Levy’s life is not just her writing, and can never just be her writing—she is no “art monster,” to invoke Jenny Offill’s Department of Speculation, with which this novel has several commonalities. Though Levy engages throughout the book with Marguerite Duras, Adrienne Rich, and Simone de Beauvoir, she lives, as she reminds us, in the “Republic of Writing and Children,” caring for her daughters and her ailing mother, who dies midway through the book after Levy’s desperate and agonized attempts to locate the particular brand of ice lollipop that is all her mother can consume in the final weeks of her life. Levy’s mother, we learn, was born and raised in South Africa, where she escaped her upperclass WASP family to marry a penniless Jewish historian; Levy moved from South Africa to England at age nine. When her mother passes away, she comes to appreciate the bravery she modeled, and Levy demands this courage of herself: “When a woman has to find a new way of living and breaks from the societal story that has erased her name, she is expected to be viciously self-hating, crazed with suffering, tearful with remorse. These are the jewels reserved for her in the patriarchy’s crown, always there for the taking. There are plenty of tears, but it is better to walk through the black and bluish darkness than to reach for those worthless jewels.”
Ultimately Levy finds a way through the darkness. She learns how to navigate her roles as mother and writer, and learns how to live in this world while writing about this world, a task which she describes in terms that are both real and metaphorically suggestive: “I have become a night wanderer without moving from my writing chair. The night is softer than the day, quieter, sadder, calmer, the sound of the wind tapping windows, the hissing of pipes, the entropy that makes floorboards creak, the ghostly night bus that comes and goes—and always in cities, a far-off distant sound that resembles the sea, yet is just life, more life. I realized that was what I wanted after my mother’s death. More life.” By the end of this book the reader, too, wants more from Deborah Levy—and if she does not need to move from her writing chair to find it, we all stand to gain.

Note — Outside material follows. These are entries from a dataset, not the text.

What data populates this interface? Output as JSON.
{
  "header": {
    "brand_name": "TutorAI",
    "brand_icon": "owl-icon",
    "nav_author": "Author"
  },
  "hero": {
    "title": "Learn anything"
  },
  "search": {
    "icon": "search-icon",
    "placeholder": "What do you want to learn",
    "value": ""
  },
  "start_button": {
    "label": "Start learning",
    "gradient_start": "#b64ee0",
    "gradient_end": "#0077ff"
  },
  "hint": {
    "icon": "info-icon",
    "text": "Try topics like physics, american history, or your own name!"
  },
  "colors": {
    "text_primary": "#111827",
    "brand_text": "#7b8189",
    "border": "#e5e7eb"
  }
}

A memoir by Ilana Kurshan, If All the Seas Were Ink, won the 2018 Sami Rohr Prize in Jewish Literature.